> Records supplied

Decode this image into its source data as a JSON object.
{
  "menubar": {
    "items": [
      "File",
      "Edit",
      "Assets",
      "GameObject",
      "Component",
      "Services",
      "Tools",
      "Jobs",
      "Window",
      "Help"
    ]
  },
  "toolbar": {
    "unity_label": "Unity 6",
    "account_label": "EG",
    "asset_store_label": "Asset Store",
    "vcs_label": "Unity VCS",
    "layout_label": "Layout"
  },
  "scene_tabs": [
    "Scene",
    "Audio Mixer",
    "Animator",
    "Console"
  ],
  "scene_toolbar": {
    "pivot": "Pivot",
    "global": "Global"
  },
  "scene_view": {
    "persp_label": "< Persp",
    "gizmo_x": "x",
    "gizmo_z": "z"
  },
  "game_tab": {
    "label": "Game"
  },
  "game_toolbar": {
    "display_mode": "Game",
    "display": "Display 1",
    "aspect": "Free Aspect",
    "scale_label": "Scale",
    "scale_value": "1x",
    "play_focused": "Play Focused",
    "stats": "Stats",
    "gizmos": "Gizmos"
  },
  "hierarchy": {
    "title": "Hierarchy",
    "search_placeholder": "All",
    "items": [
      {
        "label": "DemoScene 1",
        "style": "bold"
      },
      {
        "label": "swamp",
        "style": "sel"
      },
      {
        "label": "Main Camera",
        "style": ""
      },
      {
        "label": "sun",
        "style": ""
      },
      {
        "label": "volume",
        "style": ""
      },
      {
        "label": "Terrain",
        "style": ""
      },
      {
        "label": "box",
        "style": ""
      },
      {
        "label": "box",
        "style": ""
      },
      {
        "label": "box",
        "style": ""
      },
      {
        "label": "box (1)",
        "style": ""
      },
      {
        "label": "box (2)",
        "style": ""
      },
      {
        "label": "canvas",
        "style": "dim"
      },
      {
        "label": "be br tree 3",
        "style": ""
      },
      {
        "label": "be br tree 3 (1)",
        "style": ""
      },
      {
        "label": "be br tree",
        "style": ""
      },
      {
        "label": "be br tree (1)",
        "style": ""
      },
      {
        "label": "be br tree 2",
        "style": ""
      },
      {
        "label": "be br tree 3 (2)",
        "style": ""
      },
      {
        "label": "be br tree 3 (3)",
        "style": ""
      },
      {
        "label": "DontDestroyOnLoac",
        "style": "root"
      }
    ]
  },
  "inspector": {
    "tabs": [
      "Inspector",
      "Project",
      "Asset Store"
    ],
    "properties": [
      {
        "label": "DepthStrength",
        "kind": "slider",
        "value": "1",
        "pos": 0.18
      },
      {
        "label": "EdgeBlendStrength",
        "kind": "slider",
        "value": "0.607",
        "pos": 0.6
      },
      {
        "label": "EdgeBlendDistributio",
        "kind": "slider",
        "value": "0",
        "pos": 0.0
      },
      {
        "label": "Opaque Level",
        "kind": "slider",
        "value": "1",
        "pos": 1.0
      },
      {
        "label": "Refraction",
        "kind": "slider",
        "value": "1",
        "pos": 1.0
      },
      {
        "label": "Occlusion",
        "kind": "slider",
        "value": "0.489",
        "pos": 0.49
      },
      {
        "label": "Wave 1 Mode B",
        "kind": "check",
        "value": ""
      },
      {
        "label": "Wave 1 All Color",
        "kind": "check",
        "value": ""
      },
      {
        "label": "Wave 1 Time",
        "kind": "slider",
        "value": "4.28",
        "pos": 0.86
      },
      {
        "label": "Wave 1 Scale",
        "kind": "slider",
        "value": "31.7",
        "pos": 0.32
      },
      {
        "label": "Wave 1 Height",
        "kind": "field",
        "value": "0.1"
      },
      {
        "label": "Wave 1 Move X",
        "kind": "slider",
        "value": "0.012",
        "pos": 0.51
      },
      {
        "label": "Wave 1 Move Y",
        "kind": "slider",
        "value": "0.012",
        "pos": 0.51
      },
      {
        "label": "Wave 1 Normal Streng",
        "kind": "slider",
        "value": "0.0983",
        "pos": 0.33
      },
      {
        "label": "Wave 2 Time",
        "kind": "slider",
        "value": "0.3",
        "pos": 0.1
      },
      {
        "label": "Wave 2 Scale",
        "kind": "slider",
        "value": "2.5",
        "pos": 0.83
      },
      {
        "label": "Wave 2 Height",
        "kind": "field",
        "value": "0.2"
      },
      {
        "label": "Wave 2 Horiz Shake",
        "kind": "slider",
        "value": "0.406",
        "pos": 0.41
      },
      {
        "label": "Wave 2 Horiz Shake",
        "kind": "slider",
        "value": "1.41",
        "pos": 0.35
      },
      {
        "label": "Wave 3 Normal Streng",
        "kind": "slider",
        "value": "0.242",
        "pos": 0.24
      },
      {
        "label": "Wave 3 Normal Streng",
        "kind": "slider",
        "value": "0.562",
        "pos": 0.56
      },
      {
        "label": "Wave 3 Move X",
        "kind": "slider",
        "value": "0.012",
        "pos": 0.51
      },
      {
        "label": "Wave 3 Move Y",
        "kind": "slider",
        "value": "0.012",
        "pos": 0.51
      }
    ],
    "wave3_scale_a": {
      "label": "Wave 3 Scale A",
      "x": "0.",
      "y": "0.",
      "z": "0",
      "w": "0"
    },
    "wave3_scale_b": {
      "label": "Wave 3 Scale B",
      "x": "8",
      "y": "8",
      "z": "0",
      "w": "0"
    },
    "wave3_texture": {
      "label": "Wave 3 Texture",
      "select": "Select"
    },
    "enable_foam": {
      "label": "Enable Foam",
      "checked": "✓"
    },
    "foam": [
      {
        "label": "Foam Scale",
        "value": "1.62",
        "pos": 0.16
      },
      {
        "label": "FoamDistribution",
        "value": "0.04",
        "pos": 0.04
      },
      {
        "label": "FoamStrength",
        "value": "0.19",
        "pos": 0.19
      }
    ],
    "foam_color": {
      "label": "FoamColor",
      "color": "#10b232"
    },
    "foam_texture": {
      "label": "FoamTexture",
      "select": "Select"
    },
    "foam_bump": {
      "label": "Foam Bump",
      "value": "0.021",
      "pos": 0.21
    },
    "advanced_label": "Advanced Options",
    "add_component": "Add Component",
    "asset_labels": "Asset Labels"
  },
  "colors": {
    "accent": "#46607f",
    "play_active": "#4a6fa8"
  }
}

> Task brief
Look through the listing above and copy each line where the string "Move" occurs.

> Result of the task
        "label": "Wave 1 Move X",
        "label": "Wave 1 Move Y",
        "label": "Wave 3 Move X",
        "label": "Wave 3 Move Y",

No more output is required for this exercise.